Oceans serve as a vital source of food and oxygen for the planet. They cover approximately 71 percent of Earth’s surface and contain 96.5 percent of the water on the planet. Earth’s water is constantly changing form and moving to different locations, influenced by precipitation, evaporation, wind currents, tides, and ocean gyres. Plastic pollution in the ocean was first reported during the 1970s, a time when there was far less plastic existing in the world than at present. Being downstream from nearly every land location, oceans receive much of the plastic waste generated on land. Impact of Plastic Waste on the Marine Biota, edited by Mohd. Shahnawaz, Manisha Sangale, Zhu Daochen, and Avinash Ade, provides detail on how various marine ecosystems are affected by plastic waste and suggests ways of minimizing the harm to the multitude of participating organisms, chiefly by reducing the amount of plastic produced. Meanwhile contributors to the collection Hazardous Chemicals Associated with Plastics in the Marine Environment, edited by Hideshige Takada and Hrissi Karapanagioti, describe in particular how, in addition to harm from the endemic plasticizers they contain, plastics can serve as vectors to carry such hazardous chemicals into the food chain as many marine organisms ingest plastic items and thus can facilitate the transfer and accumulation of harmful chemicals in human populations. Microplastic Contamination in Aquatic Environments editor Eddy Zeng surveys recent research on aquatic fouling from microplastics and nanoplastics, while contributors to the volume describe various sampling and measurement techniques. Together, such laboratory-based collections from top-tier scientific publishers provide a highly technical view of the distribution and biological harms of nanoscale plastic waste in oceans and freshwater environments.

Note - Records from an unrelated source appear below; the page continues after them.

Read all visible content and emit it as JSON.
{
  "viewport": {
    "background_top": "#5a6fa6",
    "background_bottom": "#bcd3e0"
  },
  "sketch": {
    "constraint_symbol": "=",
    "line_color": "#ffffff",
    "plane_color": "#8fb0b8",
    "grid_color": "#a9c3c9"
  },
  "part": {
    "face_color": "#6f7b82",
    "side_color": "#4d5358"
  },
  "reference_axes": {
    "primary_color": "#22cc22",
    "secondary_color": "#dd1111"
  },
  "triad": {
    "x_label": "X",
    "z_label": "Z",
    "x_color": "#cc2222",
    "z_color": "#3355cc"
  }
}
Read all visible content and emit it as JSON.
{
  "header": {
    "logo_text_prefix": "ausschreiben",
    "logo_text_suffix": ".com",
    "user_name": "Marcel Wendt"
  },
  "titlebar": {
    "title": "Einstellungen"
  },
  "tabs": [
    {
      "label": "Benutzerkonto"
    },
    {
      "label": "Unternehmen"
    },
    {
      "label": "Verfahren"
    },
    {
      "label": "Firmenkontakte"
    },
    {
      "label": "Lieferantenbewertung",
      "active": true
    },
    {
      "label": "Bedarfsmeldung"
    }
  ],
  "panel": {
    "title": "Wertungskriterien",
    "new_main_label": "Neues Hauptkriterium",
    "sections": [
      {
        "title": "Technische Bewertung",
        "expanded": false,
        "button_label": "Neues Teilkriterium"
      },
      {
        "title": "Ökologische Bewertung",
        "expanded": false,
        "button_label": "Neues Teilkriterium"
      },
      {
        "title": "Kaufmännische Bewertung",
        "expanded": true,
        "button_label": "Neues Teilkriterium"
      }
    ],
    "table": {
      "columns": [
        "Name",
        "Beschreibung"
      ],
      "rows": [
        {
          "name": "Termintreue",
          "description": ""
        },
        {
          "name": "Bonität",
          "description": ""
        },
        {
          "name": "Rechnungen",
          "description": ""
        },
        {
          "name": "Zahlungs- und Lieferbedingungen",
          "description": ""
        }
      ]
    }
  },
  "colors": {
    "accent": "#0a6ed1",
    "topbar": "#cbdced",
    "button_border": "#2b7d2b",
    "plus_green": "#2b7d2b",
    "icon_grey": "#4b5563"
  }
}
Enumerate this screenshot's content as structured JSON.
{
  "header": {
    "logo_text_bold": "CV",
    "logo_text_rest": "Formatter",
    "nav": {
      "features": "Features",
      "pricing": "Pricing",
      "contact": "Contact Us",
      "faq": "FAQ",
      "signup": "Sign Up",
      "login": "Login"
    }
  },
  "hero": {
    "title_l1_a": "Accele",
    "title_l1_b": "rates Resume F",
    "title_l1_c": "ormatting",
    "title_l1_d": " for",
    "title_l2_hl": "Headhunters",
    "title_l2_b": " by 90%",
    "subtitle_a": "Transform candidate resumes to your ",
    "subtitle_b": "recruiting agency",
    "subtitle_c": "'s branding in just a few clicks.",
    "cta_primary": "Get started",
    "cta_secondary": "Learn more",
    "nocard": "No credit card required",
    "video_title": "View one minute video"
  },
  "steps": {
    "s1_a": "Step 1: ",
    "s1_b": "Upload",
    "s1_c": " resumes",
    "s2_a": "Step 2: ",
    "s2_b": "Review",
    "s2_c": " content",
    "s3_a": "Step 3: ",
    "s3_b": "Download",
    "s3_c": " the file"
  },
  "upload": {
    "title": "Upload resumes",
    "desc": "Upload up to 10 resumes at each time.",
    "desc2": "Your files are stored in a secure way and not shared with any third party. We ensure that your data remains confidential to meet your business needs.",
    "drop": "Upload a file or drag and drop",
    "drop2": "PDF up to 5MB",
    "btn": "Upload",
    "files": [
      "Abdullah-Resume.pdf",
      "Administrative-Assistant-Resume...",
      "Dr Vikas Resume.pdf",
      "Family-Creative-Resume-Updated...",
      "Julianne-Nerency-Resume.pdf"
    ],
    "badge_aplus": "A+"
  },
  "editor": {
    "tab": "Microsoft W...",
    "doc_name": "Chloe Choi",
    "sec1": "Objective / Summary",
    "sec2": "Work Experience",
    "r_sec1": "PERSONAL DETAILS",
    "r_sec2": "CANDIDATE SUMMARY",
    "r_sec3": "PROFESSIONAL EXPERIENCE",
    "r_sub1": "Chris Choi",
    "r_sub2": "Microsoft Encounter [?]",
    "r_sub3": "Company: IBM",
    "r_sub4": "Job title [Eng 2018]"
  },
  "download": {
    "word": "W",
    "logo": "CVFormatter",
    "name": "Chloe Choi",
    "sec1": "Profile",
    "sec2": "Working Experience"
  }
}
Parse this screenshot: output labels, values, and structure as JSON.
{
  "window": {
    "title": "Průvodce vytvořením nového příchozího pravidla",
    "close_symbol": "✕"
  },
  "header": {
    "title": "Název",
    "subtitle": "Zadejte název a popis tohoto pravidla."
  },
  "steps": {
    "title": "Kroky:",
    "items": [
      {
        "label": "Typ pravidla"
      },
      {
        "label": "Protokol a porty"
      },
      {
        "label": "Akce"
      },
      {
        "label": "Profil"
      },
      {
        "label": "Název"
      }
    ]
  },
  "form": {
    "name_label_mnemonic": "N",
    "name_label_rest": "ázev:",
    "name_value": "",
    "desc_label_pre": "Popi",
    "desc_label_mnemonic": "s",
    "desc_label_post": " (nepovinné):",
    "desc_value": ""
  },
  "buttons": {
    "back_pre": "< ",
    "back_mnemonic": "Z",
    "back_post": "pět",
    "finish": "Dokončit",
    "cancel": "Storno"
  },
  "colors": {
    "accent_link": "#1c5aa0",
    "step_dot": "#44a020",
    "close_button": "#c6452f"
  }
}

Amateur environmentalists may prefer to begin by consulting the effective graphic introduction offered by the National Oceanic and Atmospheric Administration (NOAA) through its website. On the site, the webpage “A Guide to Plastic in the Ocean” ( effectively bridges the gap between commonly used throwaway items and broken-down nanowaste in only three easily digested images. From there, such readers may explore the issue of aquatic pollution through the recent spate of more popular works from nonprofit publishers and popular science activist-journalists, as notably represented by Marcus Eriksen’s personal account of his expedition, on a wind-driven raft built from discarded plastic bottles, to view the plastic trash swirling in the eddies of the Great Pacific Garbage Patch. In Junk Raft (already mentioned above), Eriksen combines accessible scientific explanations about everything from the typology and composition of plastic materials to the workings of subtropical oceanic gyres with a vivid autobiographical memoir of his journey to a career in public environmental education. Erica Cirino, too, combines stories of her adventure in and about the Great Pacific Garbage Patch, including the mechanics of trawling for samples and freeing trapped wildlife, with investigative reporting on laboratory science and anti-petrochemical activism in Thicker than Water (mentioned above; see also below).